Task objective
Locate the lines of the listing below that hold "screenshot", then copy each of them.

═════ Information provided

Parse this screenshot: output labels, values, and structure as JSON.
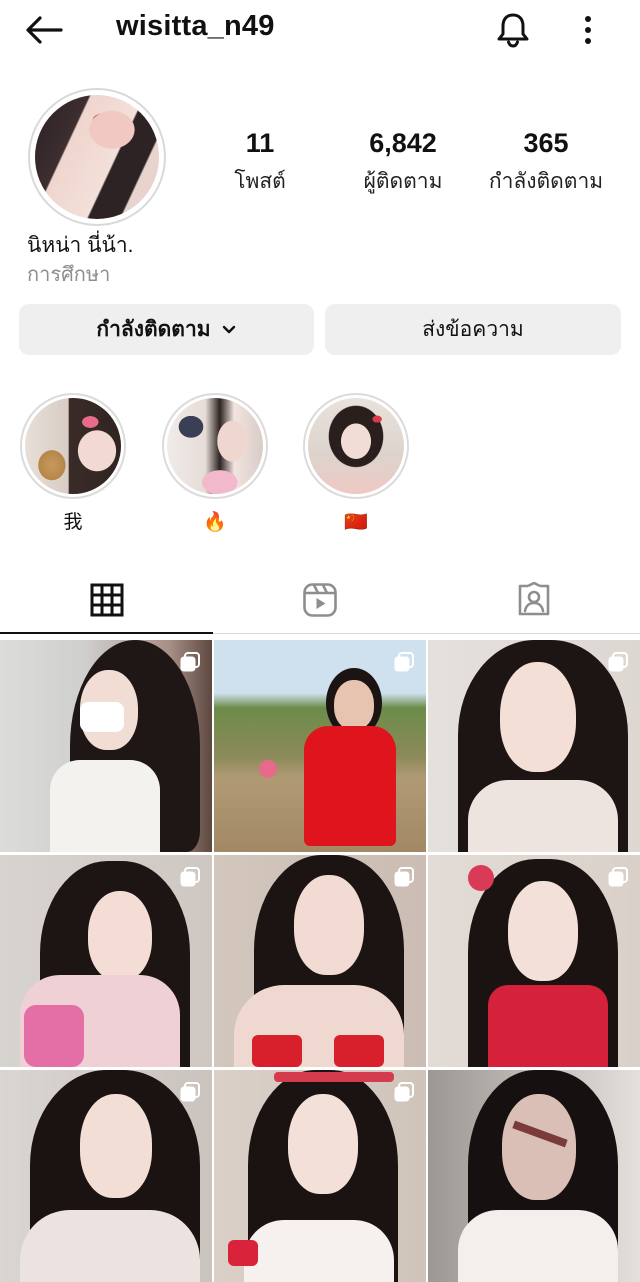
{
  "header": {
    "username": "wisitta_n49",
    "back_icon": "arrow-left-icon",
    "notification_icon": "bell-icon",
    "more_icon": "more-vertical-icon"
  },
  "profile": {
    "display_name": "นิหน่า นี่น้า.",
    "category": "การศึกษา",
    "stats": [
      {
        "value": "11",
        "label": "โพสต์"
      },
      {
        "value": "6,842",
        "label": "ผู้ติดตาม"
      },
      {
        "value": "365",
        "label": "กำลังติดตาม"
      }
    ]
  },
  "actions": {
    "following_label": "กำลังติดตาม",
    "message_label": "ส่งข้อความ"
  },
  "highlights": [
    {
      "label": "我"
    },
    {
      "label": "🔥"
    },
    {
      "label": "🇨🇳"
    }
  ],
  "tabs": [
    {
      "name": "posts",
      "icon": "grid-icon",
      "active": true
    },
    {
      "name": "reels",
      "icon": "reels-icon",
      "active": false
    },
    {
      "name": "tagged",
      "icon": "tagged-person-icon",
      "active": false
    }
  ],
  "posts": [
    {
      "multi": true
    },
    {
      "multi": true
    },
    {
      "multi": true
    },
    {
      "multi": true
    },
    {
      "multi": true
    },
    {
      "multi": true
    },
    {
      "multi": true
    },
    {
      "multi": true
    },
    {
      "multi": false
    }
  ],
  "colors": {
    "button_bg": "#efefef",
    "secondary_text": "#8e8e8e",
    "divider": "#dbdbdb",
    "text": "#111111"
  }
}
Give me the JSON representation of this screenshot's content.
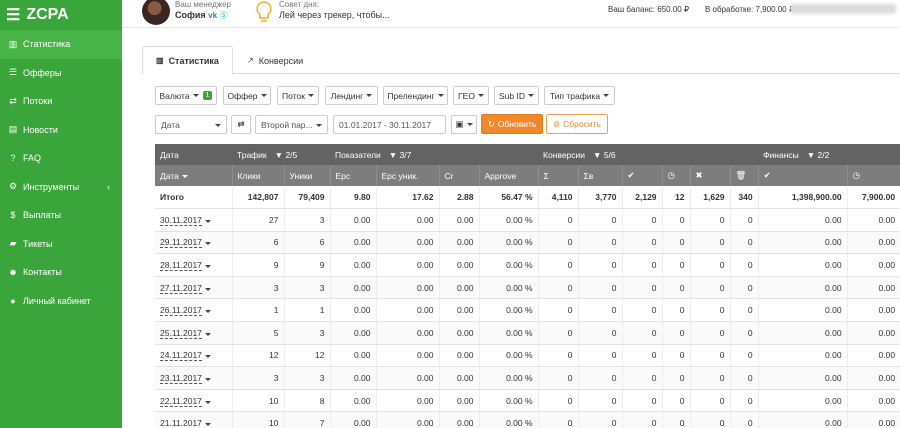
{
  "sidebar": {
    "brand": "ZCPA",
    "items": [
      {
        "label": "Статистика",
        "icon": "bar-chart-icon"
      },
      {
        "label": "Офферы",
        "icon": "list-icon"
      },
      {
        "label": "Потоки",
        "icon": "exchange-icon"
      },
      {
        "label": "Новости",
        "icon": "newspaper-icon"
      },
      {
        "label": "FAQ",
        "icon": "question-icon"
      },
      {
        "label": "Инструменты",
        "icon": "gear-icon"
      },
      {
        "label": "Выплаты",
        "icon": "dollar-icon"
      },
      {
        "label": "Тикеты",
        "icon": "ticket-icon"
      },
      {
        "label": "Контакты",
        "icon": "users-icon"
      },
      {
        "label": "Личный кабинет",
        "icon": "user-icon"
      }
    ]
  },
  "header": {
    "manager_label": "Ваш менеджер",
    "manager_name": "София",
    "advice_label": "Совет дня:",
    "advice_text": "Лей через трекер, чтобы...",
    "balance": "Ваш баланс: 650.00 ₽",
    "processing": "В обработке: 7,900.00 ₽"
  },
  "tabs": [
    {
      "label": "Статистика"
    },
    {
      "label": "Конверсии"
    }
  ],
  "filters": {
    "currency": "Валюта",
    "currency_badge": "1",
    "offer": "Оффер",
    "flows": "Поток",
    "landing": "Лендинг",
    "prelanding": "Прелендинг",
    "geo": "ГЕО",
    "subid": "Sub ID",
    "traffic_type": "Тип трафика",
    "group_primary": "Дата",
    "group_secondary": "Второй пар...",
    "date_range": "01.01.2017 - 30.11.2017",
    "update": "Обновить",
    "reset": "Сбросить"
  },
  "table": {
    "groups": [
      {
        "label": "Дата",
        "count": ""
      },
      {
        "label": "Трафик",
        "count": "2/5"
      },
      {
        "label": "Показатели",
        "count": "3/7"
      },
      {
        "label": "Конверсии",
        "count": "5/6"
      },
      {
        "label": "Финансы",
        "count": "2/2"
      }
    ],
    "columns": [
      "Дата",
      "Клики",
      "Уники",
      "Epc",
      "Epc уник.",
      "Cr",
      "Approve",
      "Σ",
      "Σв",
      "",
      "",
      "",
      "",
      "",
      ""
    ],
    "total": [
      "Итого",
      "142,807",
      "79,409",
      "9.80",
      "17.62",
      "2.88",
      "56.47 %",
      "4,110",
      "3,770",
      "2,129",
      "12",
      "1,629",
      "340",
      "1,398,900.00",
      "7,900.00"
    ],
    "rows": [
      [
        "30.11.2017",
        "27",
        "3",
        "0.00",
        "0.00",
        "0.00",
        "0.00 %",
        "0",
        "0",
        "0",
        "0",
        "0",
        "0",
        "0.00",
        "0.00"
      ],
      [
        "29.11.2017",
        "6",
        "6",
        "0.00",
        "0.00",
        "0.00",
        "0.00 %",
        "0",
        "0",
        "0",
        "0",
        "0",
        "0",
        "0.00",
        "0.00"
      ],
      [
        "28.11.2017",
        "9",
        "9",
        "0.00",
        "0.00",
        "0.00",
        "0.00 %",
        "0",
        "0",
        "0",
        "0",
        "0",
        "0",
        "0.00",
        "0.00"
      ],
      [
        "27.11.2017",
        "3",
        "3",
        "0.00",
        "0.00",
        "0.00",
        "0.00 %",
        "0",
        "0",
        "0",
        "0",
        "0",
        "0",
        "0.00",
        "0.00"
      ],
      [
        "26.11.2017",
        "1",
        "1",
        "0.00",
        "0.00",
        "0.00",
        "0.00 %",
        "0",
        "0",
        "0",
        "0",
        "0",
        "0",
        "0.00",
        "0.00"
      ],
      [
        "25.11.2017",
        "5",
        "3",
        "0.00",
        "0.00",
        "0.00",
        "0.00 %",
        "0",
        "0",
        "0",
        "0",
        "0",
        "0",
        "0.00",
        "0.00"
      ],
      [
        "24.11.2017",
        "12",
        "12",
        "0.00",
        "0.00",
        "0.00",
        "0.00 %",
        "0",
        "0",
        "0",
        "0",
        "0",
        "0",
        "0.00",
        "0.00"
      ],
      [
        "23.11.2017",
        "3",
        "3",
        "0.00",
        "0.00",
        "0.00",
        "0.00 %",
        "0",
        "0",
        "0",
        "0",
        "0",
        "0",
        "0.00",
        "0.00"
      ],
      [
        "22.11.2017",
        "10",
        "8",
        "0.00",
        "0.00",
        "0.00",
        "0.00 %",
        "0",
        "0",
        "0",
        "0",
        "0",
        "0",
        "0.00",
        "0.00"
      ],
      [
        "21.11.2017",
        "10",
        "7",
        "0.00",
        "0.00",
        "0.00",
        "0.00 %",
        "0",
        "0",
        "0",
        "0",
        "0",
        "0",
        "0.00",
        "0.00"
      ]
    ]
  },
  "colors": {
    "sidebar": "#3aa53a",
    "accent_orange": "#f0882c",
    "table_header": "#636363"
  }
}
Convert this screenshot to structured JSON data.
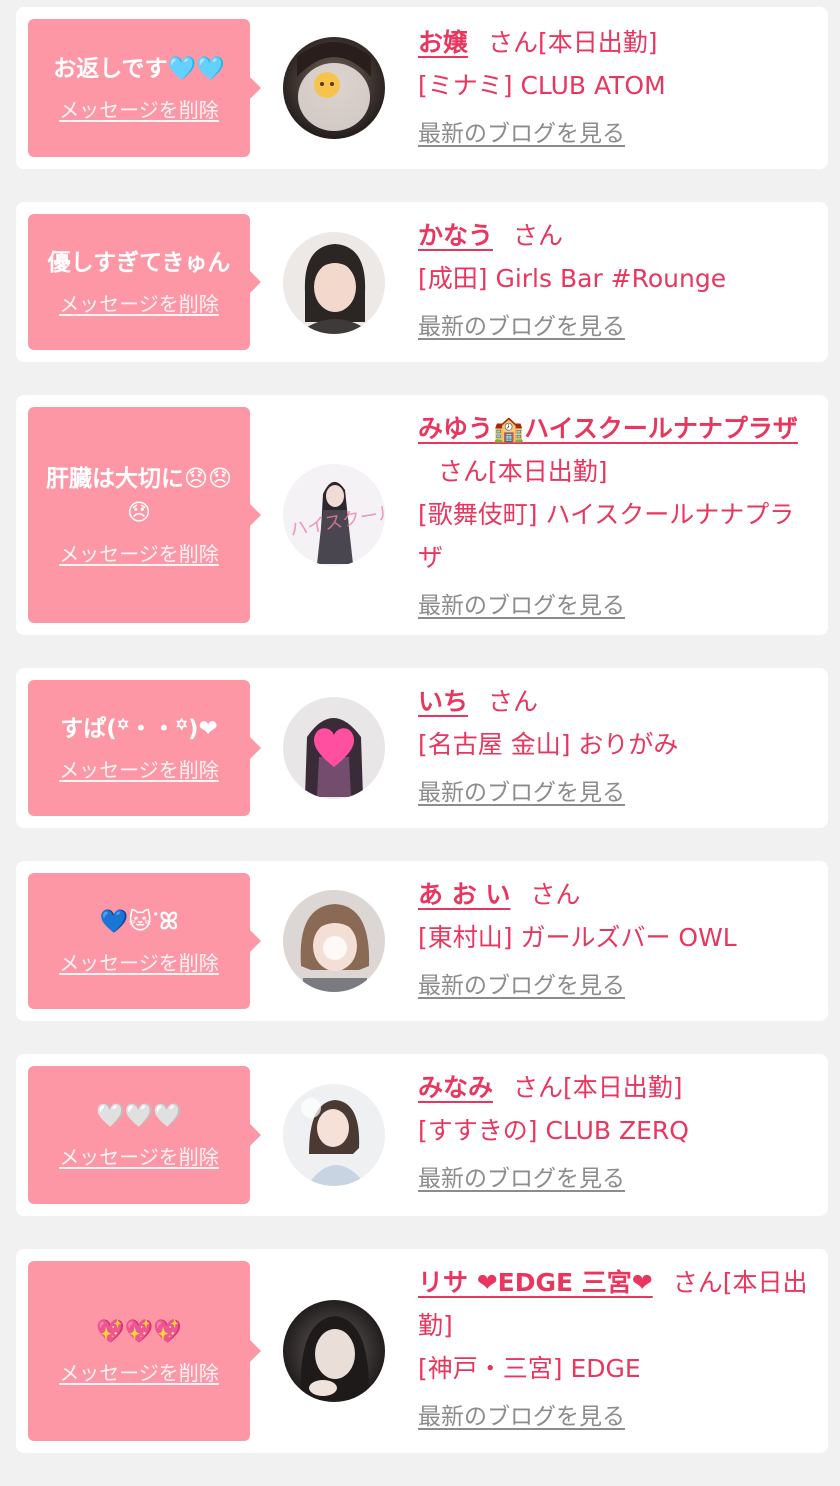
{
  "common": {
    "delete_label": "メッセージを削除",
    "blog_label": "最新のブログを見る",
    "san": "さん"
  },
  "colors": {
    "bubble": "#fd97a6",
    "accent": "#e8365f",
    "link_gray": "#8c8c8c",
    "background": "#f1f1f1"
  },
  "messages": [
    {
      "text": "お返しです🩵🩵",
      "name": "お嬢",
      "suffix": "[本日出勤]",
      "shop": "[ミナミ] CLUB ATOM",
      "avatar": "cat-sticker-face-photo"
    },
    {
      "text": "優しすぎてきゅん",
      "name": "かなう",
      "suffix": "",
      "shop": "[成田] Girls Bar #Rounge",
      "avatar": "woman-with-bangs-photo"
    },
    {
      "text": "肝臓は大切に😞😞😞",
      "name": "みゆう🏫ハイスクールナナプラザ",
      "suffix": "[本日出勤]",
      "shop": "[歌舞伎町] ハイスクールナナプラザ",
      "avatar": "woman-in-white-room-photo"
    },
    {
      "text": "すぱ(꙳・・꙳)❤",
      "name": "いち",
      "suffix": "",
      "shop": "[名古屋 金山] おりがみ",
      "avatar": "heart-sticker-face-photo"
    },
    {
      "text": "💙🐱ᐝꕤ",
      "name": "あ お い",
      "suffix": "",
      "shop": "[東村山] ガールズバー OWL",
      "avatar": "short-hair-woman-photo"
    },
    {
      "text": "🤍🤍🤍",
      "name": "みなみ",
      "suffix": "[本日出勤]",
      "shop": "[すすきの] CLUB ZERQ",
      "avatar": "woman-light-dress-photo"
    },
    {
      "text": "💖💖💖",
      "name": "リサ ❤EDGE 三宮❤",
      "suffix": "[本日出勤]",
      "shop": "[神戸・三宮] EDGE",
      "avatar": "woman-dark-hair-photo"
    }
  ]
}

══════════

Output
Parse this screenshot: output labels, values, and structure as JSON.
Give me the JSON representation of this screenshot's content.
Convert this screenshot to structured JSON data.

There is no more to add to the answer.